For to model the whole yard would require a building many feet in length and the resulting track purchase would bankrupt me! Cork road bed was cut and stuck down last night after the track formation was determined. This morning, everything appeared as it should – nice level cork without bulges and other unwanted deformation.

Work commences on the east end of the layout representing Missoula MT.

Cork placement will continue so that the cross overs at MP122.86, tracks 5 and 6, the ACS lead, the main line and the stock yard lead can be placed as phase 1 of the layout project. This means that additional track detail can be added later after the layout is up for test running. Additional lines can be added later before scenery commences.

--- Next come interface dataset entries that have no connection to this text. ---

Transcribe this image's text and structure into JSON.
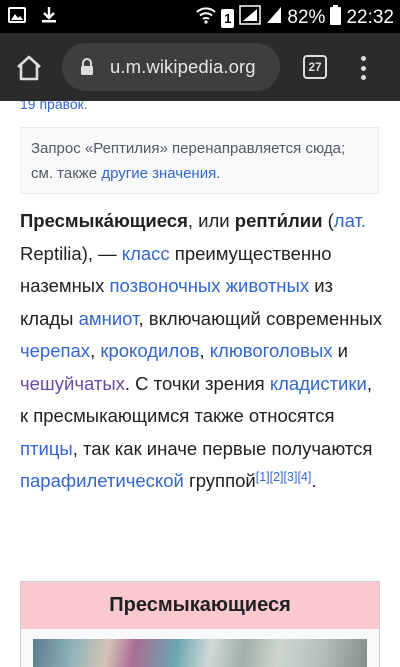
{
  "status_bar": {
    "battery": "82%",
    "time": "22:32",
    "sim": "1"
  },
  "browser": {
    "url": "u.m.wikipedia.org",
    "tab_count": "27"
  },
  "article": {
    "edits_link": "19 правок.",
    "hatnote": {
      "text": "Запрос «Рептилия» перенаправляется сюда; см. также ",
      "link": "другие значения",
      "end": "."
    },
    "para": {
      "t1": "Пресмыка́ющиеся",
      "t2": ", или ",
      "t3": "репти́лии",
      "t4": " (",
      "l_lat": "лат.",
      "t5": " Reptilia), — ",
      "l_class": "класс",
      "t6": " преимущественно наземных ",
      "l_vertebrates": "позвоночных животных",
      "t7": " из клады ",
      "l_amniotes": "амниот",
      "t8": ", включающий современных ",
      "l_turtles": "черепах",
      "t9": ", ",
      "l_crocodiles": "крокодилов",
      "t10": ", ",
      "l_rhynch": "клювоголовых",
      "t11": " и ",
      "l_squamata": "чешуйчатых",
      "t12": ". С точки зрения ",
      "l_cladistics": "кладистики",
      "t13": ", к пресмыкающимся также относятся ",
      "l_birds": "птицы",
      "t14": ", так как иначе первые получаются ",
      "l_paraphyletic": "парафилетической",
      "t15": " группой",
      "refs": [
        "[1]",
        "[2]",
        "[3]",
        "[4]"
      ],
      "t16": "."
    },
    "infobox_title": "Пресмыкающиеся"
  },
  "colors": {
    "link": "#3366cc",
    "visited_link": "#6b4ba1",
    "infobox_header": "#f9c9cf"
  },
  "icons": [
    "photo-icon",
    "download-icon",
    "wifi-icon",
    "sim-icon",
    "signal-icon",
    "battery-icon",
    "home-icon",
    "lock-icon",
    "tabs-icon",
    "more-vert-icon"
  ]
}
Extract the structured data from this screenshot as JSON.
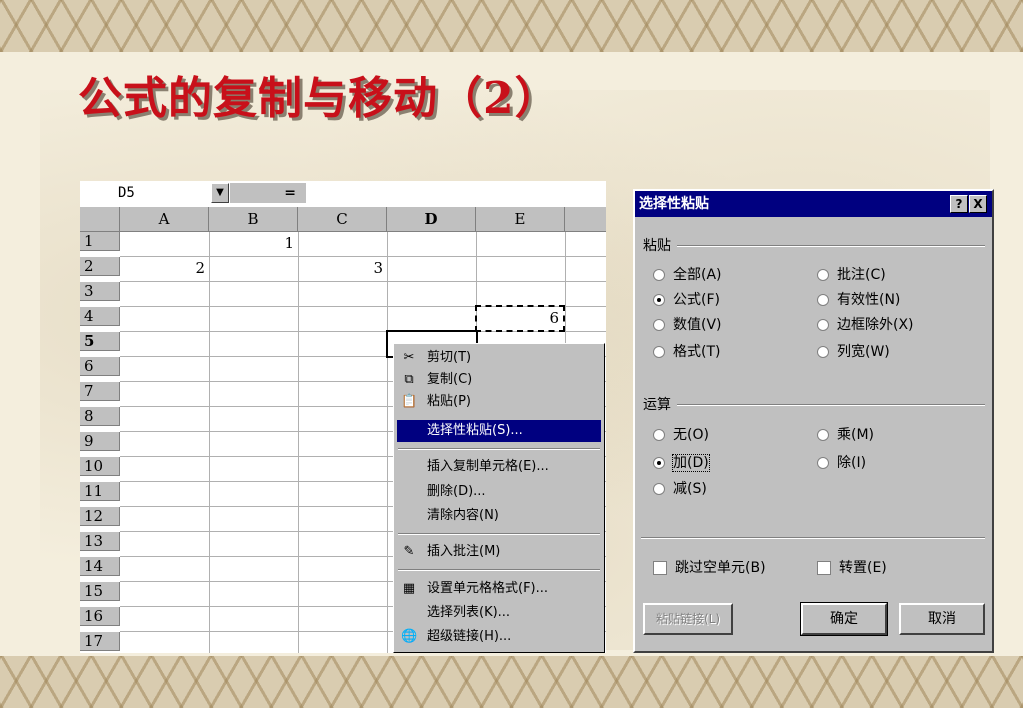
{
  "slide_title": "公式的复制与移动（2）",
  "spreadsheet": {
    "name_box": "D5",
    "name_box_arrow": "▼",
    "fx_label": "=",
    "columns": [
      "A",
      "B",
      "C",
      "D",
      "E"
    ],
    "rows": [
      "1",
      "2",
      "3",
      "4",
      "5",
      "6",
      "7",
      "8",
      "9",
      "10",
      "11",
      "12",
      "13",
      "14",
      "15",
      "16",
      "17"
    ],
    "cells": {
      "B1": "1",
      "A2": "2",
      "C2": "3",
      "E4": "6"
    }
  },
  "context_menu": {
    "items": [
      {
        "label": "剪切(T)",
        "icon": "scissors-icon"
      },
      {
        "label": "复制(C)",
        "icon": "copy-icon"
      },
      {
        "label": "粘贴(P)",
        "icon": "paste-icon"
      },
      {
        "label": "选择性粘贴(S)...",
        "selected": true
      },
      {
        "label": "插入复制单元格(E)..."
      },
      {
        "label": "删除(D)..."
      },
      {
        "label": "清除内容(N)"
      },
      {
        "label": "插入批注(M)",
        "icon": "comment-icon"
      },
      {
        "label": "设置单元格格式(F)...",
        "icon": "format-cells-icon"
      },
      {
        "label": "选择列表(K)..."
      },
      {
        "label": "超级链接(H)...",
        "icon": "hyperlink-icon"
      }
    ]
  },
  "dialog": {
    "title": "选择性粘贴",
    "help_button": "?",
    "close_button": "X",
    "paste_group": "粘贴",
    "paste_options": [
      {
        "label": "全部(A)",
        "checked": false
      },
      {
        "label": "批注(C)",
        "checked": false
      },
      {
        "label": "公式(F)",
        "checked": true
      },
      {
        "label": "有效性(N)",
        "checked": false
      },
      {
        "label": "数值(V)",
        "checked": false
      },
      {
        "label": "边框除外(X)",
        "checked": false
      },
      {
        "label": "格式(T)",
        "checked": false
      },
      {
        "label": "列宽(W)",
        "checked": false
      }
    ],
    "operation_group": "运算",
    "operation_options": [
      {
        "label": "无(O)",
        "checked": false
      },
      {
        "label": "乘(M)",
        "checked": false
      },
      {
        "label": "加(D)",
        "checked": true
      },
      {
        "label": "除(I)",
        "checked": false
      },
      {
        "label": "减(S)",
        "checked": false
      }
    ],
    "skip_blanks": "跳过空单元(B)",
    "transpose": "转置(E)",
    "paste_link_button": "粘贴链接(L)",
    "ok_button": "确定",
    "cancel_button": "取消"
  }
}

The track is pinned initially for alignment. Those pins will be removed after the ballasting is complete and there is sufficient glue to hold both the track and ballast in place. That’s a long way off of course.

In effect, the West End is a reception/departure yard as intended by the original builders of the full size yard. It leads into a return loop (off-scene) with access to seven storage yards that will hold seven 12 ft trains. There will be one running line in that area which is a return loop line representing the MRL 10th Sub which climbs away at 2.2% grade up Evaro Hill from Desmet at MP126. The mainline to Desmet and the junction complete with its signal bridge will be placed next.

The challenge is achieving reasonable distances between ‘stations’ so the tail of the longest trains is not half way down one yard when entering the next.

The following image shows more detail including the off-scene loop and the relationship to the second layout deck.

A last image of progress so far. More after the weekend!

Dundee show:
It’s the Dundee exhibition this weekend and I will be attending with the Nairnshire Modelling Supplies trade stand with all those essential modelling materials and components. I look forward to seeing you there. Our next outing after that will be Newcastle show on 8th and 9th November.


October 16, 2008

Choosing track is important. The N scale project had to be equipped with track which closely follows US practice and looks close to the wooden sleepered track used on Montana Rail Link. I considered a variety of trackage systems before settling on Atlas code 55.

The rail cross section is nice and fine. Sleeper (tie) detail is crisp and sharp. Note the rail spikes on alternate sides of the rail for each baseplate on the set track.

There is a wide selection of turnouts and crossings available including a monster #10. This is the #7 switch:

#5 switch for use in staging yards and other non-scenic areas:

Turnouts are fitted with metal isolated crossing vees which are controlled with a SPST switch for polarity switching when the turnout is set. It does not rely on contact between stock rails and switch rails to conduct power, thankfully and they should perform well with DCC control. One point to note about this track – the typical heavy pizza cutter N scale wheel set won’t run at all well on it. Low profile wheels are the only way!